GOAL OF THE EXERCISE: Please return every line in the entries below with the word "page" in it.

--- DATA RECORDS Enclosed Below ---

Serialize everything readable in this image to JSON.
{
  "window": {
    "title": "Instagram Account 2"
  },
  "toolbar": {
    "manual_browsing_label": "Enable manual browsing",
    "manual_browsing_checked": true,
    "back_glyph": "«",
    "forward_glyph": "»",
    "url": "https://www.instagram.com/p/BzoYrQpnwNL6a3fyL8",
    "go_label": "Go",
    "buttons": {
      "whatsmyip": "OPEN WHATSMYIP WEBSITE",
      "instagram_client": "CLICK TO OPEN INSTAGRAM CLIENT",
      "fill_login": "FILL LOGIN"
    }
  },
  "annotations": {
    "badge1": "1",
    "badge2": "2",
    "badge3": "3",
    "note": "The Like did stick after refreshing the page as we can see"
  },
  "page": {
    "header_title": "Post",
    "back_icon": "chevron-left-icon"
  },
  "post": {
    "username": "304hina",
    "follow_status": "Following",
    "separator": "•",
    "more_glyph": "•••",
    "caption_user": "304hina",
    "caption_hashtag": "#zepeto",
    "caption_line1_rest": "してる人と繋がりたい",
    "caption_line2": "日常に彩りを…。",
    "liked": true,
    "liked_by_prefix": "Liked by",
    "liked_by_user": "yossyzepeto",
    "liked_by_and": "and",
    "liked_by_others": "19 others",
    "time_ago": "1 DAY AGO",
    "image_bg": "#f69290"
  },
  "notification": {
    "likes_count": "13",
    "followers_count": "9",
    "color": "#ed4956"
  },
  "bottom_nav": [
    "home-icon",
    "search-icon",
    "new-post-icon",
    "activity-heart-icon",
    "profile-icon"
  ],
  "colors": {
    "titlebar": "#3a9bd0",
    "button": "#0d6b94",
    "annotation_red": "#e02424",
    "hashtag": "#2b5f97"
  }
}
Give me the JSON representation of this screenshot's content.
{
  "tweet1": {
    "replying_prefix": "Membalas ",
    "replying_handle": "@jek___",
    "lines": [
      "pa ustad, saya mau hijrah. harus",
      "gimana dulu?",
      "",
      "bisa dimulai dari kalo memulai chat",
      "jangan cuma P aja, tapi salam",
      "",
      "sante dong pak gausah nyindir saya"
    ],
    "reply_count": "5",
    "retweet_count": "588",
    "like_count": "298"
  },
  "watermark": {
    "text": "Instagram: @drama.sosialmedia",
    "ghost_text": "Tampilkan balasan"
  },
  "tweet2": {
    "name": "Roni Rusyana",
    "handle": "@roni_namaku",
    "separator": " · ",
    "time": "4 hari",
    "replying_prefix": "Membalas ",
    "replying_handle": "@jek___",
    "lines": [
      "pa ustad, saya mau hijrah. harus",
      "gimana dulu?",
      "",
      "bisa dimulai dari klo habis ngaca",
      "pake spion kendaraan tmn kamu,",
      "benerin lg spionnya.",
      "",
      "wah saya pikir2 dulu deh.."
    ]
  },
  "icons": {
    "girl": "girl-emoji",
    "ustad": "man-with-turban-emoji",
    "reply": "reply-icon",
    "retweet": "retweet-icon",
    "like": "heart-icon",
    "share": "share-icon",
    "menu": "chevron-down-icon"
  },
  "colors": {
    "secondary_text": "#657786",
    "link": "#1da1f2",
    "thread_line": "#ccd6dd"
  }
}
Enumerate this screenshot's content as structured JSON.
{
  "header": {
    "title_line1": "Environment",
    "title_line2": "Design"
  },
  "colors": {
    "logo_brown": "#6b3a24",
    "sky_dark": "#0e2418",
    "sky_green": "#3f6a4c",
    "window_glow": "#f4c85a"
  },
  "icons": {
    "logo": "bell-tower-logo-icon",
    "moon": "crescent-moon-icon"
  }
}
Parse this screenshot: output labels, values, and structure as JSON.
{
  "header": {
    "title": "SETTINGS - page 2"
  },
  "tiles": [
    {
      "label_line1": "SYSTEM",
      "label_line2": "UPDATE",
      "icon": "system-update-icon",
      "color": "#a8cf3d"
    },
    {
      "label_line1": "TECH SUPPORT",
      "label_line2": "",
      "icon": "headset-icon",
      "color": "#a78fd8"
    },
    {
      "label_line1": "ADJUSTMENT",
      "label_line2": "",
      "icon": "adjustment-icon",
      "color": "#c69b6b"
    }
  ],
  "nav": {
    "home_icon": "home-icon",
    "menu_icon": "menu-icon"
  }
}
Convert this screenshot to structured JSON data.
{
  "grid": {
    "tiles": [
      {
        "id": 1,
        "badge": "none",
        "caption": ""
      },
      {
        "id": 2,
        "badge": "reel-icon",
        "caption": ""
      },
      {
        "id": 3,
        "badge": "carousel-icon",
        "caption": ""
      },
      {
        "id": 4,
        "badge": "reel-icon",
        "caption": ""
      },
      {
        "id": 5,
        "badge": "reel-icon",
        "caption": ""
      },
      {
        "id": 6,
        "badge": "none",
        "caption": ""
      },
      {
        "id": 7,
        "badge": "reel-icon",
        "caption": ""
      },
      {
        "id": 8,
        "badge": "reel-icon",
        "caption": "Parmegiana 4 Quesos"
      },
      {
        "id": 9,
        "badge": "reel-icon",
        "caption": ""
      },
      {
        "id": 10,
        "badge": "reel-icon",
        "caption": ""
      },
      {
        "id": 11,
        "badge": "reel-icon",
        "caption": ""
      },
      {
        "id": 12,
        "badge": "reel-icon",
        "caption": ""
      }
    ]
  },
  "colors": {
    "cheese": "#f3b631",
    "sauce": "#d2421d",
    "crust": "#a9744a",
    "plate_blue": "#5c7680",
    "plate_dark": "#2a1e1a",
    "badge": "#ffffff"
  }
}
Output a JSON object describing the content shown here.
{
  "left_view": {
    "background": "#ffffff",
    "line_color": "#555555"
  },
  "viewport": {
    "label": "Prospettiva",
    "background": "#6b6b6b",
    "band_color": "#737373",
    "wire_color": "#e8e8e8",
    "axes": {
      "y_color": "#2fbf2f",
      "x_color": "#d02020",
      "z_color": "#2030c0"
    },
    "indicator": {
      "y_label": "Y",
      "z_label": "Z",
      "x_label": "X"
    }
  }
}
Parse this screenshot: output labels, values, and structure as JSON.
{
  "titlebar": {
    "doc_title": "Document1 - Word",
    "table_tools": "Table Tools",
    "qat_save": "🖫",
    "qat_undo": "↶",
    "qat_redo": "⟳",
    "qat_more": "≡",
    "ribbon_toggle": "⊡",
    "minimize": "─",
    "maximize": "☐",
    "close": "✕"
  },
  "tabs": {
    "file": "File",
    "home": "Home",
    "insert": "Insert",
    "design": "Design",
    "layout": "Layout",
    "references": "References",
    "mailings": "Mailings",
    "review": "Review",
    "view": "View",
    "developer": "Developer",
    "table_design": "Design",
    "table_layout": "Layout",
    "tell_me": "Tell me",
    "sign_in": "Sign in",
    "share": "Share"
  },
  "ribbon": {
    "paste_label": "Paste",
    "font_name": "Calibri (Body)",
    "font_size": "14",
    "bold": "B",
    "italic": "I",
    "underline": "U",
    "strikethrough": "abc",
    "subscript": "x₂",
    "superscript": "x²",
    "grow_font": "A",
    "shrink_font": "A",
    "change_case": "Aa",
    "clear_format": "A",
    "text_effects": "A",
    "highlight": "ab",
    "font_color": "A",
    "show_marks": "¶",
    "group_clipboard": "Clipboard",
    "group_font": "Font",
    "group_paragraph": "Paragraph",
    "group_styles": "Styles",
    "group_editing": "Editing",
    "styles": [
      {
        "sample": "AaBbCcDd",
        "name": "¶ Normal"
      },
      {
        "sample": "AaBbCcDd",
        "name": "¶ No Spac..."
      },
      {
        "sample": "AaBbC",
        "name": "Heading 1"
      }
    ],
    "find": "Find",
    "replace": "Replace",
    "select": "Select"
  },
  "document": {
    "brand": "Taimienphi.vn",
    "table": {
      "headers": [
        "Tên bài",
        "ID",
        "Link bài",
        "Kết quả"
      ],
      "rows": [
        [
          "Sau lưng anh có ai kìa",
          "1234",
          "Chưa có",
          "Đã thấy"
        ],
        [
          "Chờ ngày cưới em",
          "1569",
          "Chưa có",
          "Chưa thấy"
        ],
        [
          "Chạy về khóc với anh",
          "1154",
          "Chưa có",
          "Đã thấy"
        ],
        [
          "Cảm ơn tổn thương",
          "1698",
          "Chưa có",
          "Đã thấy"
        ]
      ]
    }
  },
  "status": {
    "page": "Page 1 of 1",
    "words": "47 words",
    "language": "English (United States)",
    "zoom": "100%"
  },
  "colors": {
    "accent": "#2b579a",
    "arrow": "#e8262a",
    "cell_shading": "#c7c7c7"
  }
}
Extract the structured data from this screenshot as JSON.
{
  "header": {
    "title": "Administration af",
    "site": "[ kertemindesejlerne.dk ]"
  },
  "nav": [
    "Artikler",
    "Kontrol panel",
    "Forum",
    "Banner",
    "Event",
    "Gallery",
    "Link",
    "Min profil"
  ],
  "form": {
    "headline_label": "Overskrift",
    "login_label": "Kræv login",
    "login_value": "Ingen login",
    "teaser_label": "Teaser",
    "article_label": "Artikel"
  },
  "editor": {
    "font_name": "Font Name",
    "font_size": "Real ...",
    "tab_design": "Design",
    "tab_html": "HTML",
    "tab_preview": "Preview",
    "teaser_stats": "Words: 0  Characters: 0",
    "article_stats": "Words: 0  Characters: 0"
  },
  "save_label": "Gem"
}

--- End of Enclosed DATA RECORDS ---

ANSWER:
    "note": "The Like did stick after refreshing the page as we can see"
  "page": {
    "title": "SETTINGS - page 2"
    "page": "Page 1 of 1",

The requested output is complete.